The consequences of the apartheid racial hierarchy is that Indians were better prepared for industry because they were put in management positions where they exercised power over Africans.
He denied there were any white revolutionaries, and that “Ruth First, Joe Slovo were involved in a project to save white supremacy, they were prepared to sacrifice for it.”
Reacting to the statement, ANC provincial secretary Mdumiseni Ntuli said they did not agree with the notion that to be progressive one had to be black and said First and Slovo were outstanding revolutionaries.
“We can’t get votes on the basis of negative campaigns but it should be the weight of our positive message and ideas that attract voters.
“His (Mngxitama) view that to be supported here we should say ‘Indians are bad’ is too shallow and lacks the strategic direction the country needs to take.”
Chief whip of the IFP, Narend Singh, said BLF was a divisive organisation which sought only to divide South Africans.
“The inciting statements made by Mngxitama flies in the face of many who have sacrificed their lives for the freedoms we enjoy today. Our constitution enshrines the values of fairness, justice and equality.”
Spokesperson for the SA Institute of Race Relations, Michael Morris, said issues raised by BLF were not ones to be solved with inciteful slogans.
“It’s not the first time BFLF is indulging in reactionary activism that masquerades as radicalism,” he said.

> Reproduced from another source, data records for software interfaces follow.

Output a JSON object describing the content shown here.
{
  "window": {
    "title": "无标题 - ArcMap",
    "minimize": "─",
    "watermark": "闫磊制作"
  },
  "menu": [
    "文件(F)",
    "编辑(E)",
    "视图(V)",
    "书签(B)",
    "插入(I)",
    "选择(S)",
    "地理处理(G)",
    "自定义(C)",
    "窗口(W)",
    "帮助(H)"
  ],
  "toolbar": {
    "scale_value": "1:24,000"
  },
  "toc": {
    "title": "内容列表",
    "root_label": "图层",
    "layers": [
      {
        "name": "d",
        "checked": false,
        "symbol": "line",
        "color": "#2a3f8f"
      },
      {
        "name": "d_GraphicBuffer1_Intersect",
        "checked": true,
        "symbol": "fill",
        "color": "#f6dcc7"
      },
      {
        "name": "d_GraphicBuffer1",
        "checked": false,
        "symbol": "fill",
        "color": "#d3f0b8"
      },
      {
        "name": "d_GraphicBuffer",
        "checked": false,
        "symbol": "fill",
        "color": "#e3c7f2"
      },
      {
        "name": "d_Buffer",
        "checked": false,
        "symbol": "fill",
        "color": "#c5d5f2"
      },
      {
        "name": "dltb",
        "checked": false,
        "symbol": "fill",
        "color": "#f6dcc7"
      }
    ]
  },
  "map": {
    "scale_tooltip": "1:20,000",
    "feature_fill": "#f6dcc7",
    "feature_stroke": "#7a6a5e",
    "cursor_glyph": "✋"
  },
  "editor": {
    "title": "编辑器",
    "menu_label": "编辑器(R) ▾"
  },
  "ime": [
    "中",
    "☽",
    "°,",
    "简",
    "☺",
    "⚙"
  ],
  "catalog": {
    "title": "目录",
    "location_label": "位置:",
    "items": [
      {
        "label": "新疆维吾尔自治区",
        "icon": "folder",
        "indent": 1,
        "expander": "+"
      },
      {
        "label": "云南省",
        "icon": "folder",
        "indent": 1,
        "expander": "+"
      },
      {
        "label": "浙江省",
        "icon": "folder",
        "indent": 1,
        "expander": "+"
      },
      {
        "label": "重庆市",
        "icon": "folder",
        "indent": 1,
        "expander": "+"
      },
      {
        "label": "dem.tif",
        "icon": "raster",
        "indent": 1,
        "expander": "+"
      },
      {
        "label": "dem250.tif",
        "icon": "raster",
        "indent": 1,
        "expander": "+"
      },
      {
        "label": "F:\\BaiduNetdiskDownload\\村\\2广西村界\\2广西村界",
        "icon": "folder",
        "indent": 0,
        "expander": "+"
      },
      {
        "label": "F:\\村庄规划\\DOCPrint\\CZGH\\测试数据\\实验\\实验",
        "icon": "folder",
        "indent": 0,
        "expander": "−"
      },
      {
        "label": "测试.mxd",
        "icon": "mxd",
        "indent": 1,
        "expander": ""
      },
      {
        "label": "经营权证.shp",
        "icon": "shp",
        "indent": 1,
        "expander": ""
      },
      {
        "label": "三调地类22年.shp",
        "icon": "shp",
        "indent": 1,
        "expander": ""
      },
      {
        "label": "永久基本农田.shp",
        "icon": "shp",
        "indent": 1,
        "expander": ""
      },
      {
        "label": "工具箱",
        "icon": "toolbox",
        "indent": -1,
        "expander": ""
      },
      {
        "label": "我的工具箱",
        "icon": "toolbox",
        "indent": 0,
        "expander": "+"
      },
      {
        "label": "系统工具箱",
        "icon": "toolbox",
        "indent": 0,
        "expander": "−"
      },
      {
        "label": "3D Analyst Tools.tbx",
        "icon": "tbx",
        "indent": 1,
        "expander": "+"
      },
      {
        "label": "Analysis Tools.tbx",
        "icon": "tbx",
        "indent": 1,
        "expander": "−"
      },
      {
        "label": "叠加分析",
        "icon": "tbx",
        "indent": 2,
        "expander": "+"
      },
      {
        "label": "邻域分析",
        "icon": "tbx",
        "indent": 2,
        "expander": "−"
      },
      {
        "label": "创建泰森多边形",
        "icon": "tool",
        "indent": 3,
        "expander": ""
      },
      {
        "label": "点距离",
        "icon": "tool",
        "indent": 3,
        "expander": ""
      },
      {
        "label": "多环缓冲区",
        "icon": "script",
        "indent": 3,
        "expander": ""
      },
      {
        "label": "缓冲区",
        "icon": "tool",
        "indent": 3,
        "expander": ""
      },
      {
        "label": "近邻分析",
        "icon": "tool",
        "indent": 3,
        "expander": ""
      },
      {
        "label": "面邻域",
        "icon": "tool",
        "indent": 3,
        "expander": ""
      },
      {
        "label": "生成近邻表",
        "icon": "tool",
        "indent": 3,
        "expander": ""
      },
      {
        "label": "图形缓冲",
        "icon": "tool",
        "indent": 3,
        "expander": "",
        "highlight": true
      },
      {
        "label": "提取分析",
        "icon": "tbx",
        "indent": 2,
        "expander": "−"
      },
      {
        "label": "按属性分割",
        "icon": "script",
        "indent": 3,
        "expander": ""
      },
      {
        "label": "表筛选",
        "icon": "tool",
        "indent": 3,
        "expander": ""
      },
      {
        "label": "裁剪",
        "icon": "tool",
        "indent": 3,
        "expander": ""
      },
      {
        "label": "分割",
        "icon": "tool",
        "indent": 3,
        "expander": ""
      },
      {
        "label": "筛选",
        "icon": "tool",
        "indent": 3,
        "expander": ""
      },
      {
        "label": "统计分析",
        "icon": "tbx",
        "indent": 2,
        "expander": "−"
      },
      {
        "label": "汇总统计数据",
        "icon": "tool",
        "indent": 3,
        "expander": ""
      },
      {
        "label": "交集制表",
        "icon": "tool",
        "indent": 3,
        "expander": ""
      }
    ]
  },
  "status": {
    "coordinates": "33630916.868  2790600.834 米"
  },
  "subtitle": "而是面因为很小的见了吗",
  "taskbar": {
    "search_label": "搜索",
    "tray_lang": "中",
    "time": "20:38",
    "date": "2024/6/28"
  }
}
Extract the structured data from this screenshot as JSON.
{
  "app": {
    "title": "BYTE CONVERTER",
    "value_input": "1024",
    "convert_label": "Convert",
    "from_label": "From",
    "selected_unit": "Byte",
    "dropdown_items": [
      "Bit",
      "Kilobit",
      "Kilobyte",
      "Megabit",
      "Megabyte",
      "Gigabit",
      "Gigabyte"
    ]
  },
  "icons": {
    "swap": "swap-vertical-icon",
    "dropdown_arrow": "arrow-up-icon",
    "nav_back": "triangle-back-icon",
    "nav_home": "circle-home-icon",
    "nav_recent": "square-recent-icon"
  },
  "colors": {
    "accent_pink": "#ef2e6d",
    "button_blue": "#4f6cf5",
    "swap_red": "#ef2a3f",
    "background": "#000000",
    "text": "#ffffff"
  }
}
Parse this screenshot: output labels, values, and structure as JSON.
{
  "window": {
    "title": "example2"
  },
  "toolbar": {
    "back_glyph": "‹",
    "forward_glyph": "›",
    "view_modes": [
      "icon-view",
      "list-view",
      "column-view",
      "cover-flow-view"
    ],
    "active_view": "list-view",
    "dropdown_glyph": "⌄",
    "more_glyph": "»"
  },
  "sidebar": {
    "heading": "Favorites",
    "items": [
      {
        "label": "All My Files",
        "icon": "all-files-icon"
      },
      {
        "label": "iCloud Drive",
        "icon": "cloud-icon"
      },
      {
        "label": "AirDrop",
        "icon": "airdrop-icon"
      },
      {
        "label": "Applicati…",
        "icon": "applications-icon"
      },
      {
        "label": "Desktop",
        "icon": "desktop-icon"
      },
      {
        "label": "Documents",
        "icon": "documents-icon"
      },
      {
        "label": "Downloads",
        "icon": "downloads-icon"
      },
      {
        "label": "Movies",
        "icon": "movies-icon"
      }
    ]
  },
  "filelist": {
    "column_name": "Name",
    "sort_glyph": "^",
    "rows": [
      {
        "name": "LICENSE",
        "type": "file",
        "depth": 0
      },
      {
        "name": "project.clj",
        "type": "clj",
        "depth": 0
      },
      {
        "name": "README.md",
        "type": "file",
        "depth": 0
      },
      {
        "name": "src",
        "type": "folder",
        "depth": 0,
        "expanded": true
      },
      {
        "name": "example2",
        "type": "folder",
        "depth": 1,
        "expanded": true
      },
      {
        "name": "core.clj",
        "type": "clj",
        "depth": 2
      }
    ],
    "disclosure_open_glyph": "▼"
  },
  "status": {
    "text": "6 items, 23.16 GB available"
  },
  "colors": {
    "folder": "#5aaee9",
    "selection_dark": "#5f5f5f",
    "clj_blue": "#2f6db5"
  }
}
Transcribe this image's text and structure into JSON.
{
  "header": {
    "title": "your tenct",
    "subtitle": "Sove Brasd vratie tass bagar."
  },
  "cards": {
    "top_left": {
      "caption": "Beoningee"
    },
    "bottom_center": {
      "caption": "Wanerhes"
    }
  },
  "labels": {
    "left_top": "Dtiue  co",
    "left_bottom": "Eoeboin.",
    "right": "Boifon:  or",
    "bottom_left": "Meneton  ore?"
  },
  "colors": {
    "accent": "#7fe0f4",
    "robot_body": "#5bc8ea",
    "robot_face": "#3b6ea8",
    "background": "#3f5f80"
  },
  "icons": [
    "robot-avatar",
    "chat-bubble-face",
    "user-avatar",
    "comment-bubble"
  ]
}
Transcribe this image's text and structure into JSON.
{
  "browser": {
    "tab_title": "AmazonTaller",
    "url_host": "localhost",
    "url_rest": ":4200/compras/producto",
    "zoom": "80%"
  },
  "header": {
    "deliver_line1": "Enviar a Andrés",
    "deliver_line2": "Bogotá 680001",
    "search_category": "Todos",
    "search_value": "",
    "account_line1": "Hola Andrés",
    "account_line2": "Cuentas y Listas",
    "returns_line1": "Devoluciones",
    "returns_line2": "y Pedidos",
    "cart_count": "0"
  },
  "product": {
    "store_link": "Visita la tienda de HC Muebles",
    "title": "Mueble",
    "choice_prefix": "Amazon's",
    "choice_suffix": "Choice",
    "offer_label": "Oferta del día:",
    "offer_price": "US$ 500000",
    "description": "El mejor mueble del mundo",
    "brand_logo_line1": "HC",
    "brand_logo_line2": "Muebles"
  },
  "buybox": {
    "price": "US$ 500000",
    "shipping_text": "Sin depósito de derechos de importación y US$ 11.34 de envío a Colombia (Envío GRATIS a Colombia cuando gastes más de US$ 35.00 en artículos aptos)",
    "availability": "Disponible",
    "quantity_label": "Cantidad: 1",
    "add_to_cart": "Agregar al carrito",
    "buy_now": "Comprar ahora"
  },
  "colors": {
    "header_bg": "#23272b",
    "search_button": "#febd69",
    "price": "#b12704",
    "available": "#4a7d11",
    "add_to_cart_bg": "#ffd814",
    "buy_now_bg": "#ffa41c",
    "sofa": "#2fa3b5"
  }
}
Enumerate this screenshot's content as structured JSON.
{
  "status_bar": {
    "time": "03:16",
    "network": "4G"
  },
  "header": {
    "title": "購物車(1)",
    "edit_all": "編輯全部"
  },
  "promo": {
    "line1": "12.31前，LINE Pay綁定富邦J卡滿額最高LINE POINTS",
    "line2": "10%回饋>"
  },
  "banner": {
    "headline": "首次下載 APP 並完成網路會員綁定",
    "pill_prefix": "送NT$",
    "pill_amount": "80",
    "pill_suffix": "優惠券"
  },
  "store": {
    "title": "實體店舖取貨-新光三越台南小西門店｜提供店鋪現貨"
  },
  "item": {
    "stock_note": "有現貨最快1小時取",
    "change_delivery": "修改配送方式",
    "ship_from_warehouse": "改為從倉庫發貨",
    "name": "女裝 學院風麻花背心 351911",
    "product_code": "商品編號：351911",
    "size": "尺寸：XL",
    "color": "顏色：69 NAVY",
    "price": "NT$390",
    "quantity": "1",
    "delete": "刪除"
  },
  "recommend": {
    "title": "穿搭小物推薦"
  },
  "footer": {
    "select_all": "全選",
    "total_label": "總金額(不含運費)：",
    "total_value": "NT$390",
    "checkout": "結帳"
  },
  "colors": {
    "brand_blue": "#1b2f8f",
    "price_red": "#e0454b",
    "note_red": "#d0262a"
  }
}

“One of the virtues of living in a free state is that he is free to speak his mind, and the rest of society is free to judge him.”
The Independent on Saturday